|Apr 7, 2004||AS||Assignment|
Owner name: REEMAY, INC., TENNESSEE
Free format text: ASSIGNMENT OF ASSIGNORS INTEREST;ASSIGNORS:WILLIS, EDWARD KEITH;BARNES, HARRY;BAKER, JOHN FRANK JR.;REEL/FRAME:014500/0122
Effective date: 20040322
|Jun 8, 2005||AS||Assignment|
Owner name: REEMAY, INC., TENNESSEE
Free format text: ASSIGNMENT OF ASSIGNORS INTEREST;ASSIGNORS:WILLIS, EDWARD KEITH;BARNES, HARRY;BAKER, JR., JOHN FRANK;REEL/FRAME:016314/0229
Effective date: 20040322
|Apr 3, 2007||CC||Certificate of correction|
|Aug 13, 2007||AS||Assignment|
Owner name: FIBERWEB, INC., TENNESSEE
Free format text: CHANGE OF NAME;ASSIGNOR:REEMAY, INC.;REEL/FRAME:019679/0582
Effective date: 20061117
|May 27, 2010||FPAY||Fee payment|
Year of fee payment: 4

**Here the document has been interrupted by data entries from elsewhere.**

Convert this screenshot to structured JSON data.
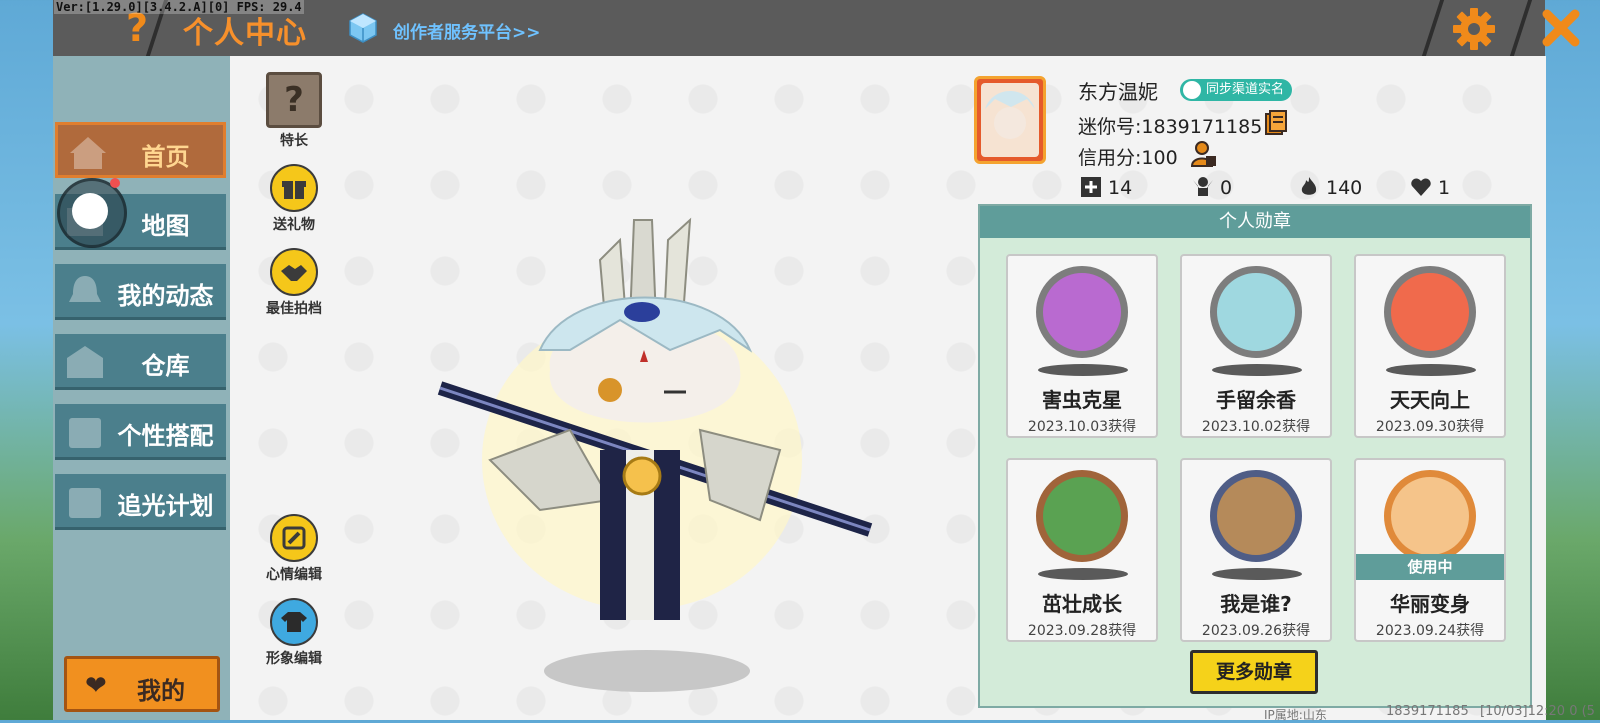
{
  "debug_text": "Ver:[1.29.0][3.4.2.A][0] FPS: 29.4",
  "header": {
    "title": "个人中心",
    "creator_link": "创作者服务平台>>",
    "help_icon": "question-icon",
    "settings_icon": "gear-icon",
    "close_icon": "close-icon"
  },
  "sidebar": {
    "items": [
      {
        "label": "首页",
        "icon": "home-icon"
      },
      {
        "label": "地图",
        "icon": "map-icon"
      },
      {
        "label": "我的动态",
        "icon": "bell-icon"
      },
      {
        "label": "仓库",
        "icon": "warehouse-icon"
      },
      {
        "label": "个性搭配",
        "icon": "outfit-icon"
      },
      {
        "label": "追光计划",
        "icon": "plan-icon"
      }
    ],
    "active_index": 0,
    "my_button": "我的"
  },
  "actions": {
    "skill": "特长",
    "gift": "送礼物",
    "partner": "最佳拍档",
    "mood": "心情编辑",
    "appearance": "形象编辑"
  },
  "profile": {
    "nickname": "东方温妮",
    "sync_badge": "同步渠道实名",
    "mini_id": "迷你号:1839171185",
    "credit": "信用分:100",
    "stats": {
      "friends": "14",
      "fans": "0",
      "popularity": "140",
      "likes": "1"
    }
  },
  "badges": {
    "title": "个人勋章",
    "items": [
      {
        "name": "害虫克星",
        "date": "2023.10.03获得",
        "in_use": false
      },
      {
        "name": "手留余香",
        "date": "2023.10.02获得",
        "in_use": false
      },
      {
        "name": "天天向上",
        "date": "2023.09.30获得",
        "in_use": false
      },
      {
        "name": "茁壮成长",
        "date": "2023.09.28获得",
        "in_use": false
      },
      {
        "name": "我是谁?",
        "date": "2023.09.26获得",
        "in_use": false
      },
      {
        "name": "华丽变身",
        "date": "2023.09.24获得",
        "in_use": true
      }
    ],
    "in_use_label": "使用中",
    "more_button": "更多勋章"
  },
  "footer": {
    "ip": "IP属地:山东",
    "id": "1839171185",
    "time": "[10/03]12:20 0 (5"
  },
  "colors": {
    "accent_orange": "#f7902b",
    "badge_header": "#5f9d9a",
    "nav_teal": "#4b7f8c",
    "gold_button": "#f5d21a"
  }
}
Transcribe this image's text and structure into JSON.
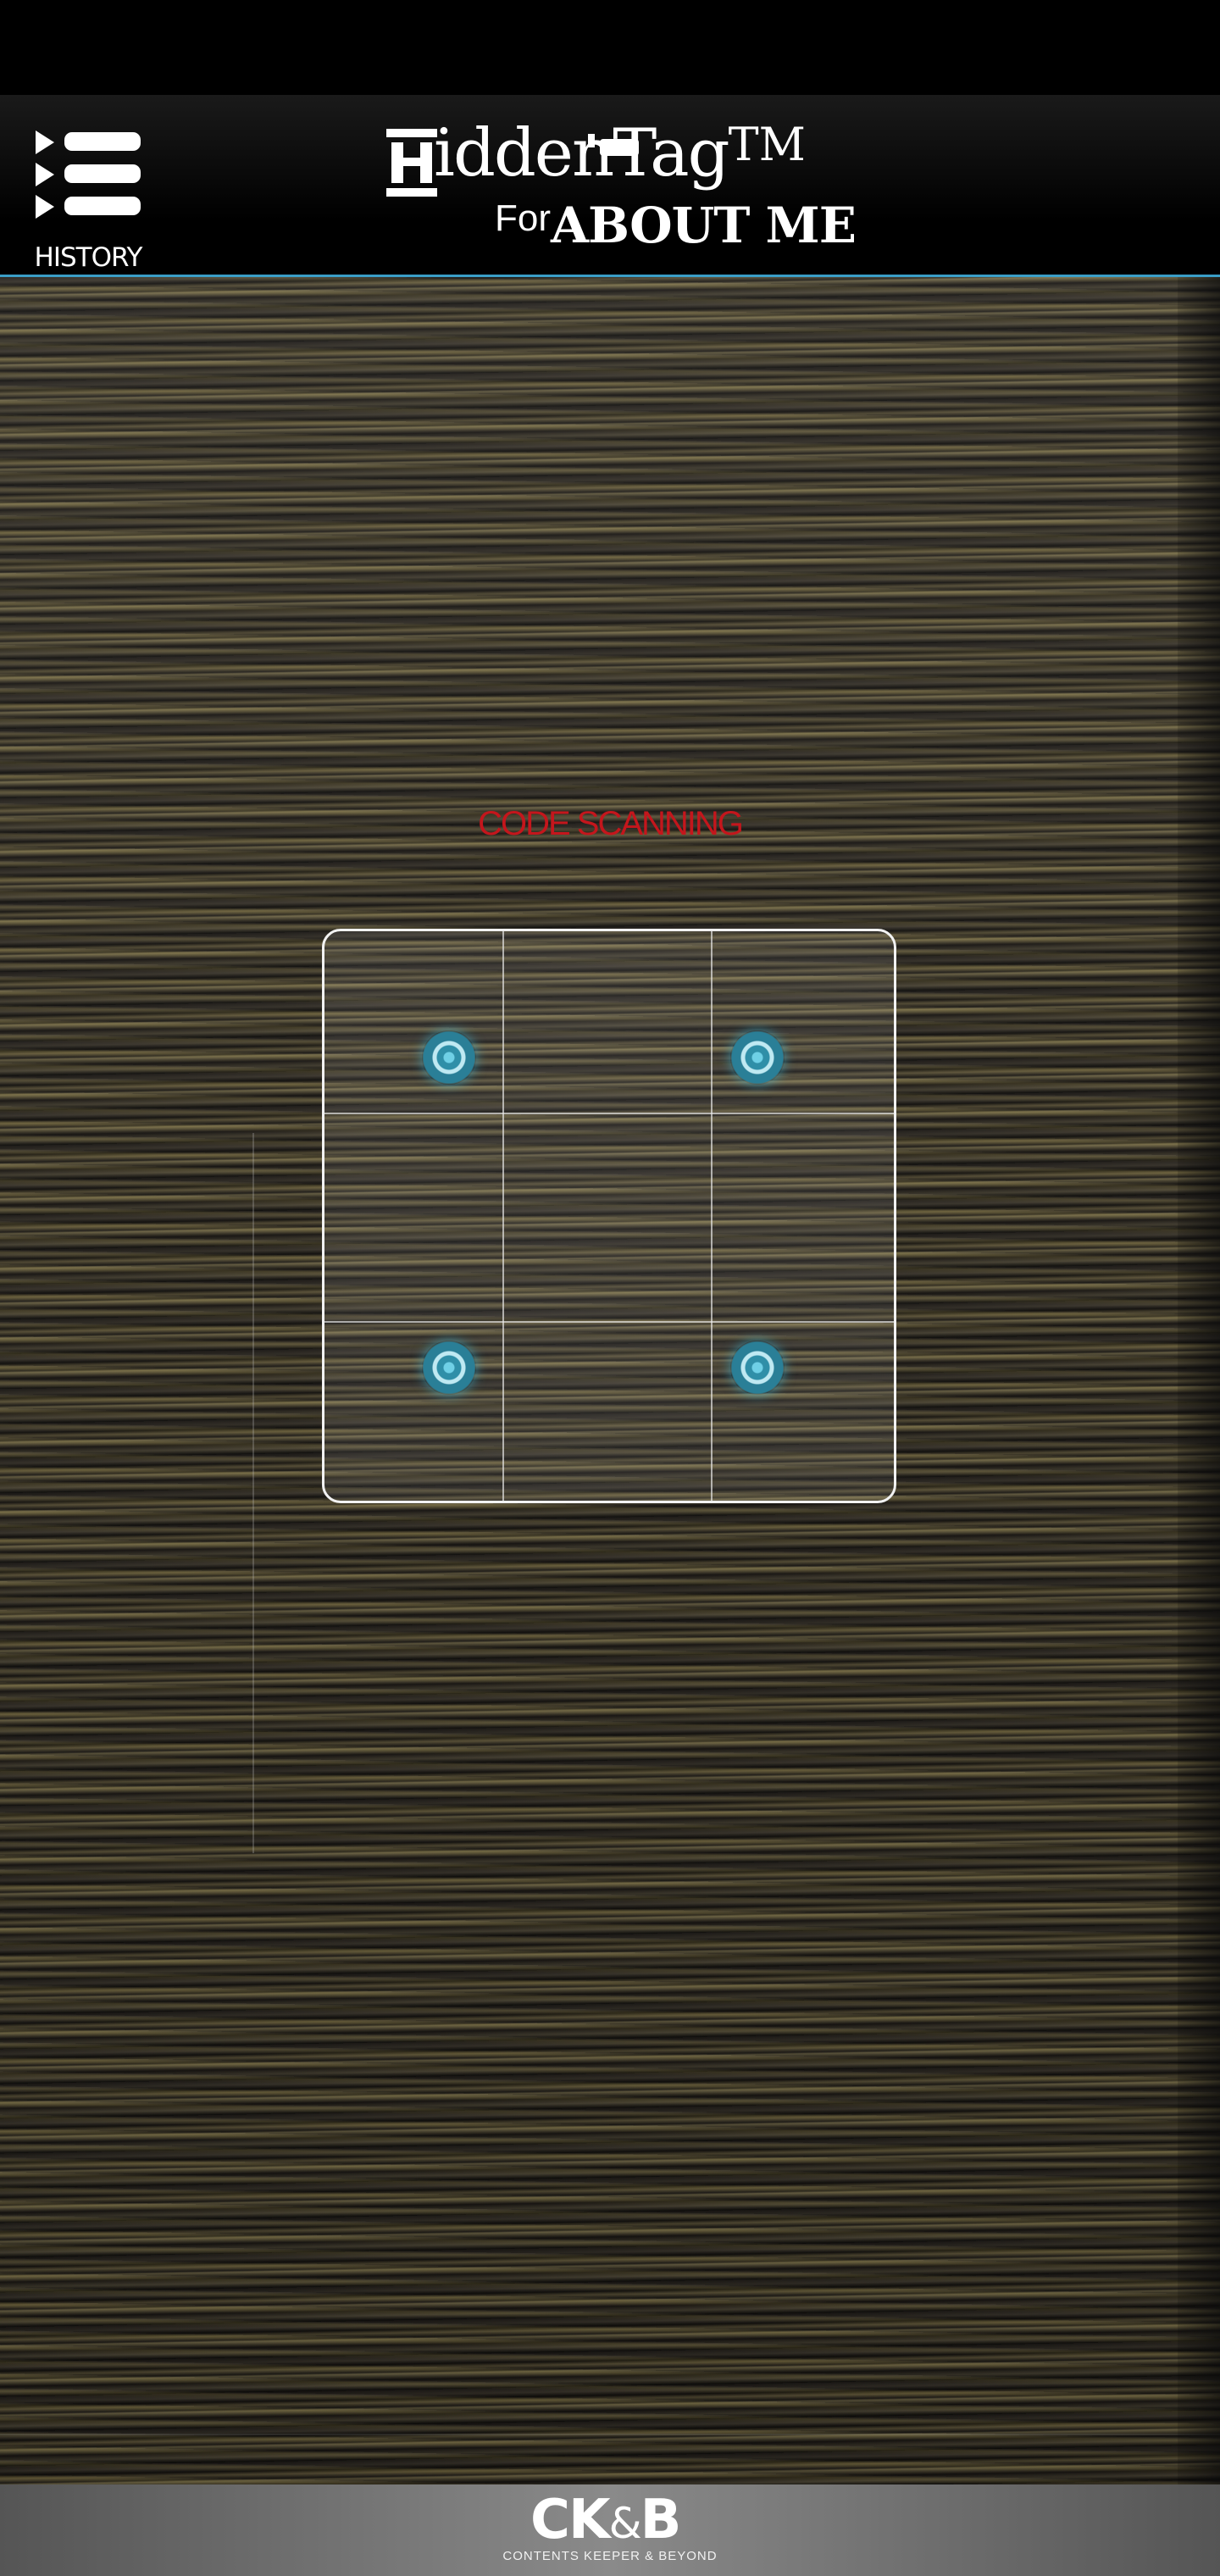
{
  "header": {
    "history_label": "HISTORY",
    "brand": {
      "name": "iddenTag",
      "trademark": "TM",
      "subtitle_prefix": "For",
      "subtitle_main": "ABOUT ME"
    },
    "accent_color": "#3a9ec7"
  },
  "scanner": {
    "status_text": "CODE SCANNING",
    "status_color": "#c4161c",
    "markers": [
      "target-marker",
      "target-marker",
      "target-marker",
      "target-marker"
    ]
  },
  "footer": {
    "logo_text": "CK",
    "logo_amp": "&",
    "logo_tail": "B",
    "tagline": "CONTENTS KEEPER & BEYOND"
  }
}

|May 28, 2014||FPAY||Fee payment|
Year of fee payment: 8